Segment Start: GIVEN INFORMATION
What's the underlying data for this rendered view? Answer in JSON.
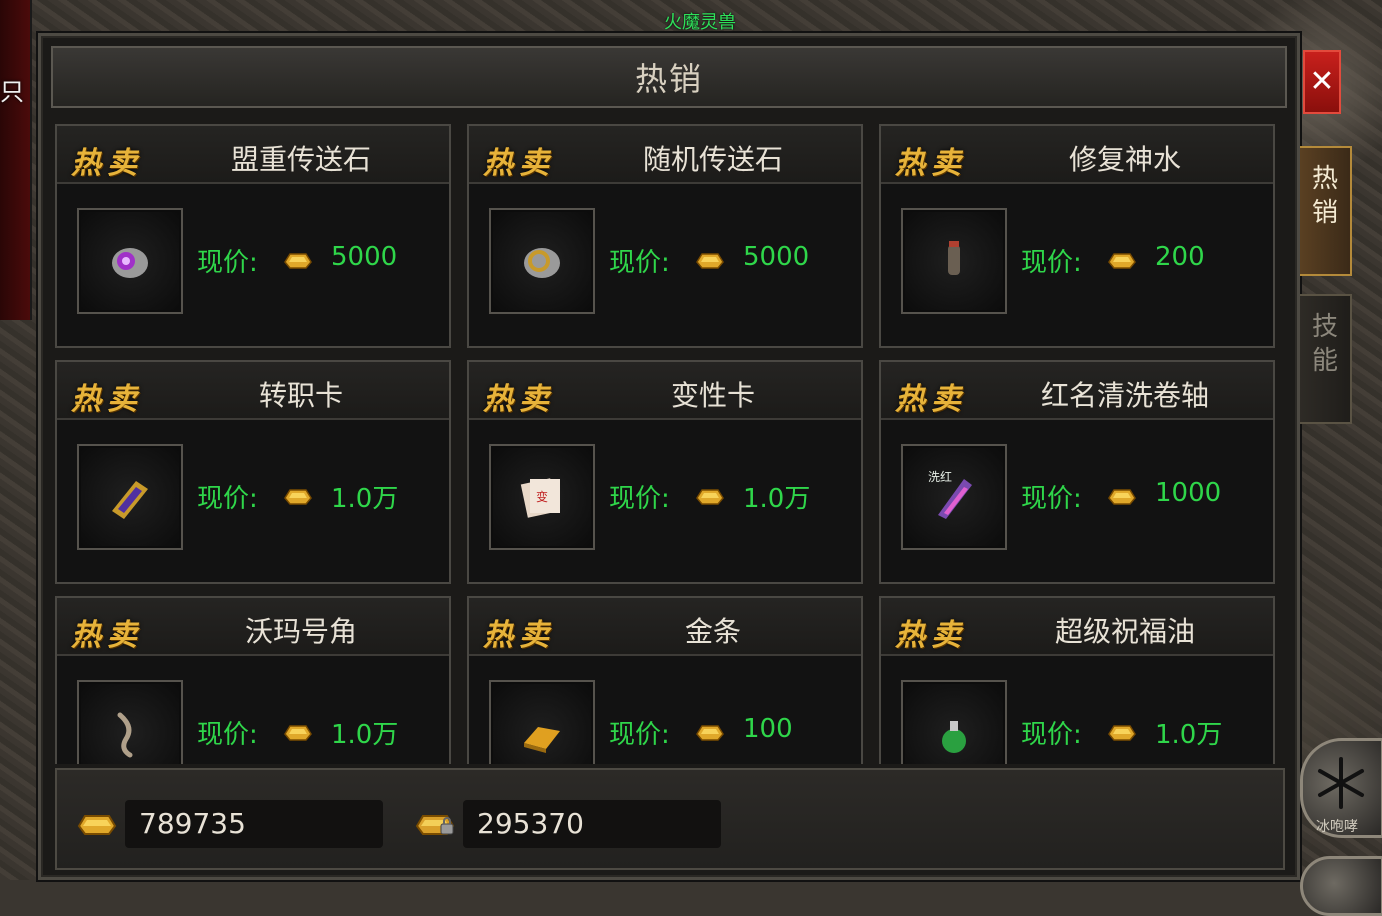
{
  "world": {
    "left_label": "只",
    "npc_name": "火魔灵兽"
  },
  "window": {
    "title": "热销"
  },
  "hot_label": "热卖",
  "price_label": "现价:",
  "items": [
    {
      "name": "盟重传送石",
      "price": "5000",
      "icon": "purple-teleport-stone-icon"
    },
    {
      "name": "随机传送石",
      "price": "5000",
      "icon": "random-teleport-stone-icon"
    },
    {
      "name": "修复神水",
      "price": "200",
      "icon": "repair-potion-icon"
    },
    {
      "name": "转职卡",
      "price": "1.0万",
      "icon": "class-change-card-icon"
    },
    {
      "name": "变性卡",
      "price": "1.0万",
      "icon": "gender-change-card-icon"
    },
    {
      "name": "红名清洗卷轴",
      "price": "1000",
      "icon": "red-name-scroll-icon",
      "icon_text": "洗红"
    },
    {
      "name": "沃玛号角",
      "price": "1.0万",
      "icon": "woma-horn-icon"
    },
    {
      "name": "金条",
      "price": "100",
      "icon": "gold-bar-icon"
    },
    {
      "name": "超级祝福油",
      "price": "1.0万",
      "icon": "blessing-oil-icon"
    }
  ],
  "footer": {
    "gold": "789735",
    "bound_gold": "295370"
  },
  "side_tabs": [
    {
      "label": "热销",
      "active": true
    },
    {
      "label": "技能",
      "active": false
    }
  ],
  "skill": {
    "label": "冰咆哮"
  },
  "colors": {
    "price_green": "#2fd64a",
    "badge_gold": "#e7b33a",
    "close_red": "#c8201c"
  }
}
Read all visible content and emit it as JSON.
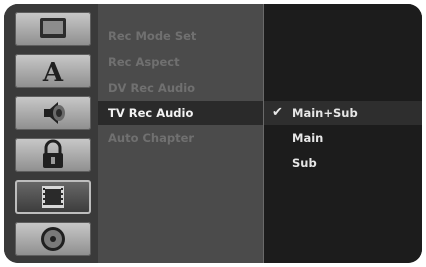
{
  "icons": [
    {
      "name": "display-icon",
      "selected": false
    },
    {
      "name": "language-icon",
      "label": "A",
      "selected": false
    },
    {
      "name": "audio-speaker-icon",
      "selected": false
    },
    {
      "name": "lock-icon",
      "selected": false
    },
    {
      "name": "film-record-icon",
      "selected": true
    },
    {
      "name": "disc-icon",
      "selected": false
    }
  ],
  "menu": {
    "items": [
      {
        "label": "Rec Mode Set",
        "active": false
      },
      {
        "label": "Rec Aspect",
        "active": false
      },
      {
        "label": "DV Rec Audio",
        "active": false
      },
      {
        "label": "TV Rec Audio",
        "active": true
      },
      {
        "label": "Auto Chapter",
        "active": false
      }
    ]
  },
  "options": {
    "check_mark": "✔",
    "items": [
      {
        "label": "Main+Sub",
        "selected": true
      },
      {
        "label": "Main",
        "selected": false
      },
      {
        "label": "Sub",
        "selected": false
      }
    ]
  },
  "colors": {
    "background": "#1e1e1e",
    "icon_strip": "#3a3a3a",
    "menu_panel": "#4b4b4b",
    "active_text": "#f2f2f2",
    "inactive_text": "#707070"
  }
}
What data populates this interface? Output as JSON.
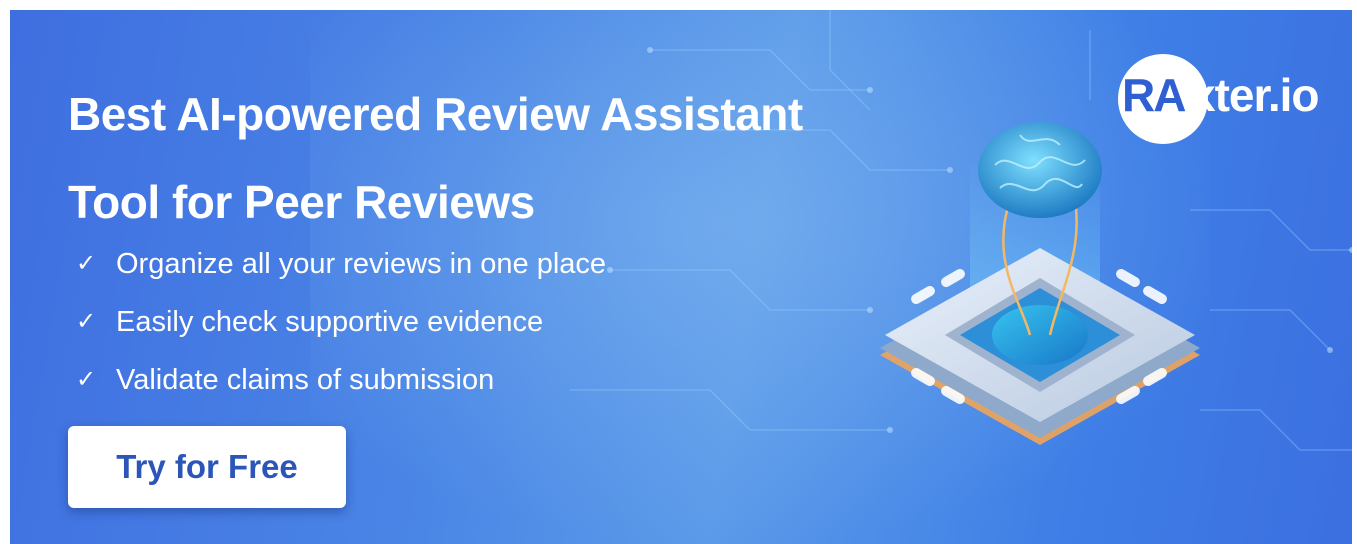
{
  "banner": {
    "headline_line1": "Best AI-powered Review Assistant",
    "headline_line2": "Tool for Peer Reviews",
    "features": [
      {
        "check": "✓",
        "text": "Organize all your reviews in one place"
      },
      {
        "check": "✓",
        "text": "Easily check supportive evidence"
      },
      {
        "check": "✓",
        "text": "Validate claims of submission"
      }
    ],
    "cta_label": "Try for Free"
  },
  "logo": {
    "mark_text": "RA",
    "rest_text": "xter.io"
  },
  "illustration": {
    "icon": "brain-on-chip-icon"
  },
  "colors": {
    "background_blue": "#4a86e6",
    "cta_text": "#2b55b8",
    "logo_mark": "#2f5fd1"
  }
}
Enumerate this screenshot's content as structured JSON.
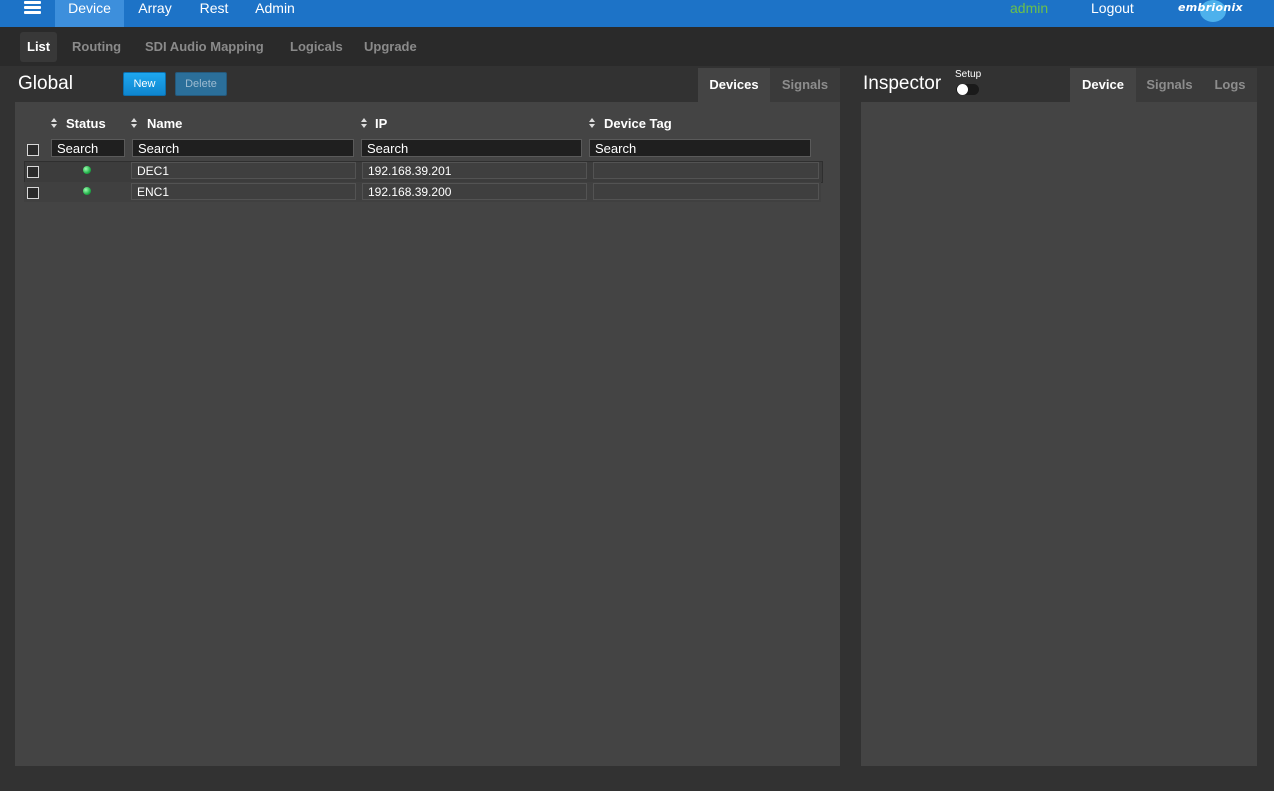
{
  "topnav": {
    "items": [
      {
        "label": "Device",
        "active": true
      },
      {
        "label": "Array"
      },
      {
        "label": "Rest"
      },
      {
        "label": "Admin"
      }
    ],
    "user": "admin",
    "logout": "Logout",
    "logo": "embrionix",
    "user_color": "#6cc04a",
    "accent": "#1d73c7"
  },
  "subnav": {
    "items": [
      {
        "label": "List",
        "active": true
      },
      {
        "label": "Routing"
      },
      {
        "label": "SDI Audio Mapping"
      },
      {
        "label": "Logicals"
      },
      {
        "label": "Upgrade"
      }
    ]
  },
  "global": {
    "title": "Global",
    "new_label": "New",
    "delete_label": "Delete",
    "tabs": [
      {
        "label": "Devices",
        "active": true
      },
      {
        "label": "Signals"
      }
    ],
    "table": {
      "columns": [
        "Status",
        "Name",
        "IP",
        "Device Tag"
      ],
      "search_placeholder": "Search",
      "rows": [
        {
          "status": "online",
          "status_color": "#22b04a",
          "name": "DEC1",
          "ip": "192.168.39.201",
          "tag": ""
        },
        {
          "status": "online",
          "status_color": "#22b04a",
          "name": "ENC1",
          "ip": "192.168.39.200",
          "tag": ""
        }
      ]
    }
  },
  "inspector": {
    "title": "Inspector",
    "setup_label": "Setup",
    "setup_enabled": false,
    "tabs": [
      {
        "label": "Device",
        "active": true
      },
      {
        "label": "Signals"
      },
      {
        "label": "Logs"
      }
    ]
  }
}
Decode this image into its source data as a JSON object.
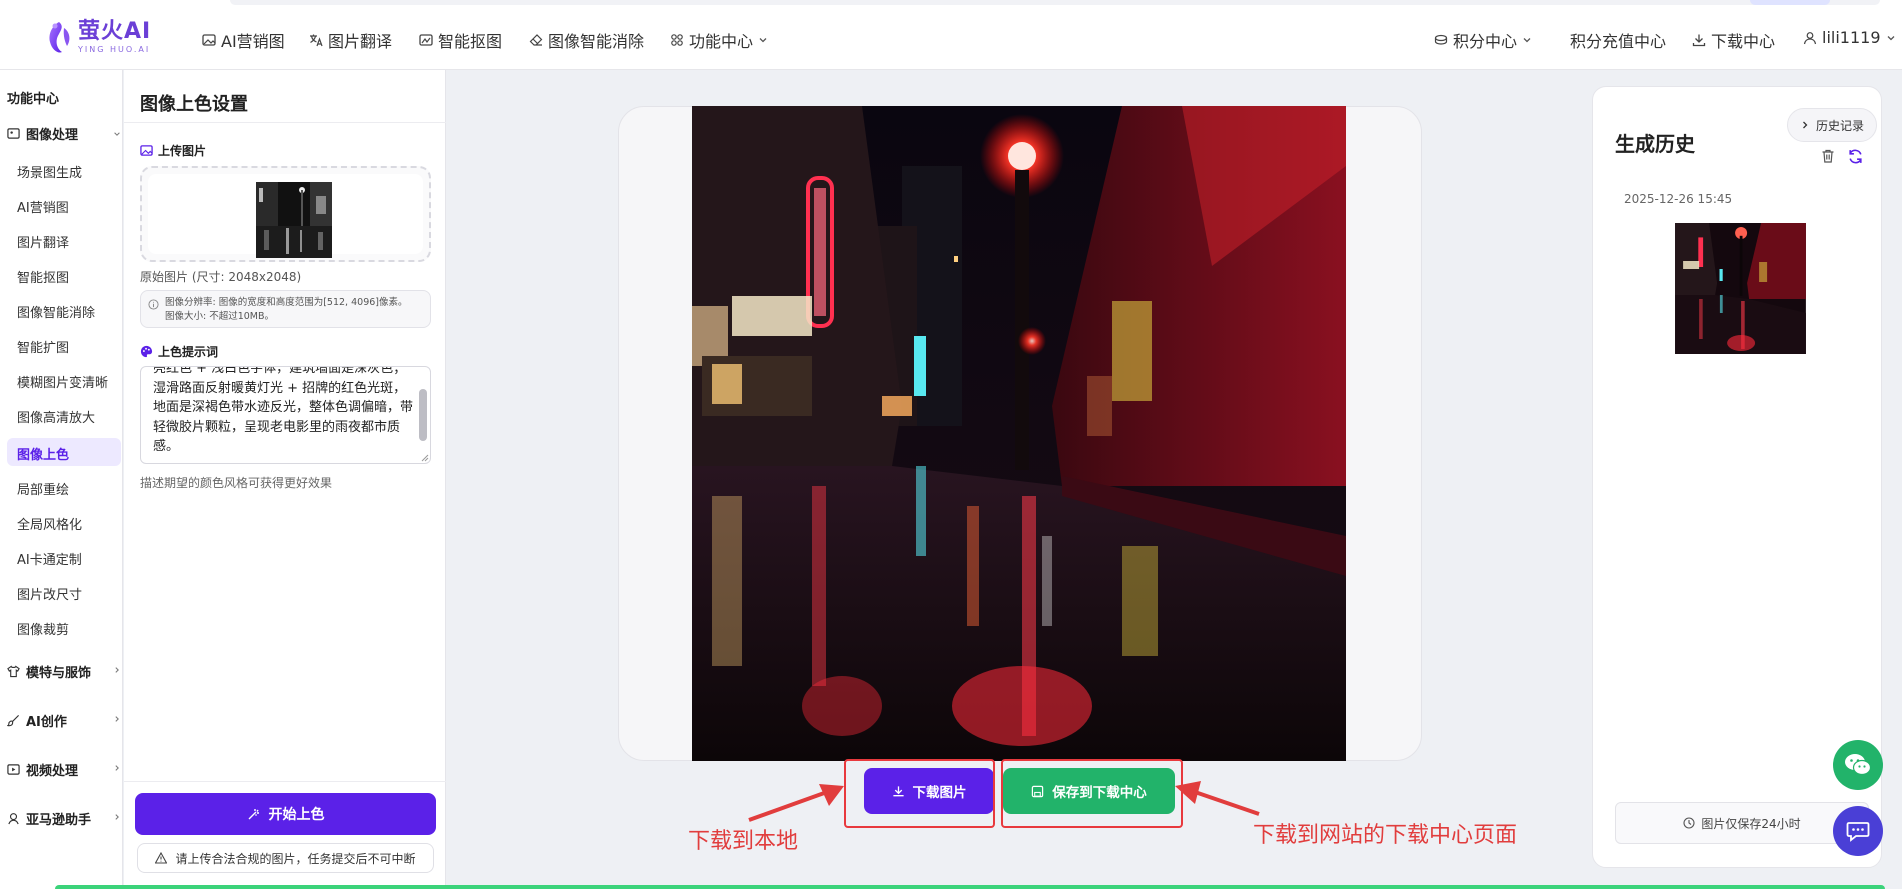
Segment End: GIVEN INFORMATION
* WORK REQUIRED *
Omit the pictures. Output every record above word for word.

* RESPONSE TO THE TASK *
What's the underlying data for this rendered view? Answer in JSON.
{
  "world": {
    "left_label": "只",
    "npc_name": "火魔灵兽"
  },
  "window": {
    "title": "热销"
  },
  "hot_label": "热卖",
  "price_label": "现价:",
  "items": [
    {
      "name": "盟重传送石",
      "price": "5000",
      "icon": "purple-teleport-stone-icon"
    },
    {
      "name": "随机传送石",
      "price": "5000",
      "icon": "random-teleport-stone-icon"
    },
    {
      "name": "修复神水",
      "price": "200",
      "icon": "repair-potion-icon"
    },
    {
      "name": "转职卡",
      "price": "1.0万",
      "icon": "class-change-card-icon"
    },
    {
      "name": "变性卡",
      "price": "1.0万",
      "icon": "gender-change-card-icon"
    },
    {
      "name": "红名清洗卷轴",
      "price": "1000",
      "icon": "red-name-scroll-icon",
      "icon_text": "洗红"
    },
    {
      "name": "沃玛号角",
      "price": "1.0万",
      "icon": "woma-horn-icon"
    },
    {
      "name": "金条",
      "price": "100",
      "icon": "gold-bar-icon"
    },
    {
      "name": "超级祝福油",
      "price": "1.0万",
      "icon": "blessing-oil-icon"
    }
  ],
  "footer": {
    "gold": "789735",
    "bound_gold": "295370"
  },
  "side_tabs": [
    {
      "label": "热销",
      "active": true
    },
    {
      "label": "技能",
      "active": false
    }
  ],
  "skill": {
    "label": "冰咆哮"
  },
  "colors": {
    "price_green": "#2fd64a",
    "badge_gold": "#e7b33a",
    "close_red": "#c8201c"
  }
}
Read all visible content and emit it as JSON.
{
  "icons": [
    {
      "name": "display-icon",
      "selected": false
    },
    {
      "name": "language-icon",
      "label": "A",
      "selected": false
    },
    {
      "name": "audio-speaker-icon",
      "selected": false
    },
    {
      "name": "lock-icon",
      "selected": false
    },
    {
      "name": "film-record-icon",
      "selected": true
    },
    {
      "name": "disc-icon",
      "selected": false
    }
  ],
  "menu": {
    "items": [
      {
        "label": "Rec Mode Set",
        "active": false
      },
      {
        "label": "Rec Aspect",
        "active": false
      },
      {
        "label": "DV Rec Audio",
        "active": false
      },
      {
        "label": "TV Rec Audio",
        "active": true
      },
      {
        "label": "Auto Chapter",
        "active": false
      }
    ]
  },
  "options": {
    "check_mark": "✔",
    "items": [
      {
        "label": "Main+Sub",
        "selected": true
      },
      {
        "label": "Main",
        "selected": false
      },
      {
        "label": "Sub",
        "selected": false
      }
    ]
  },
  "colors": {
    "background": "#1e1e1e",
    "icon_strip": "#3a3a3a",
    "menu_panel": "#4b4b4b",
    "active_text": "#f2f2f2",
    "inactive_text": "#707070"
  }
}
What data populates this interface? Output as JSON.
{
  "banner": {
    "headline_line1": "Best AI-powered Review Assistant",
    "headline_line2": "Tool for Peer Reviews",
    "features": [
      {
        "check": "✓",
        "text": "Organize all your reviews in one place"
      },
      {
        "check": "✓",
        "text": "Easily check supportive evidence"
      },
      {
        "check": "✓",
        "text": "Validate claims of submission"
      }
    ],
    "cta_label": "Try for Free"
  },
  "logo": {
    "mark_text": "RA",
    "rest_text": "xter.io"
  },
  "illustration": {
    "icon": "brain-on-chip-icon"
  },
  "colors": {
    "background_blue": "#4a86e6",
    "cta_text": "#2b55b8",
    "logo_mark": "#2f5fd1"
  }
}
Enumerate this screenshot's content as structured JSON.
{
  "topnav": {
    "items": [
      {
        "label": "Device",
        "active": true
      },
      {
        "label": "Array"
      },
      {
        "label": "Rest"
      },
      {
        "label": "Admin"
      }
    ],
    "user": "admin",
    "logout": "Logout",
    "logo": "embrionix",
    "user_color": "#6cc04a",
    "accent": "#1d73c7"
  },
  "subnav": {
    "items": [
      {
        "label": "List",
        "active": true
      },
      {
        "label": "Routing"
      },
      {
        "label": "SDI Audio Mapping"
      },
      {
        "label": "Logicals"
      },
      {
        "label": "Upgrade"
      }
    ]
  },
  "global": {
    "title": "Global",
    "new_label": "New",
    "delete_label": "Delete",
    "tabs": [
      {
        "label": "Devices",
        "active": true
      },
      {
        "label": "Signals"
      }
    ],
    "table": {
      "columns": [
        "Status",
        "Name",
        "IP",
        "Device Tag"
      ],
      "search_placeholder": "Search",
      "rows": [
        {
          "status": "online",
          "status_color": "#22b04a",
          "name": "DEC1",
          "ip": "192.168.39.201",
          "tag": ""
        },
        {
          "status": "online",
          "status_color": "#22b04a",
          "name": "ENC1",
          "ip": "192.168.39.200",
          "tag": ""
        }
      ]
    }
  },
  "inspector": {
    "title": "Inspector",
    "setup_label": "Setup",
    "setup_enabled": false,
    "tabs": [
      {
        "label": "Device",
        "active": true
      },
      {
        "label": "Signals"
      },
      {
        "label": "Logs"
      }
    ]
  }
}
Decode this image into its source data as a JSON object.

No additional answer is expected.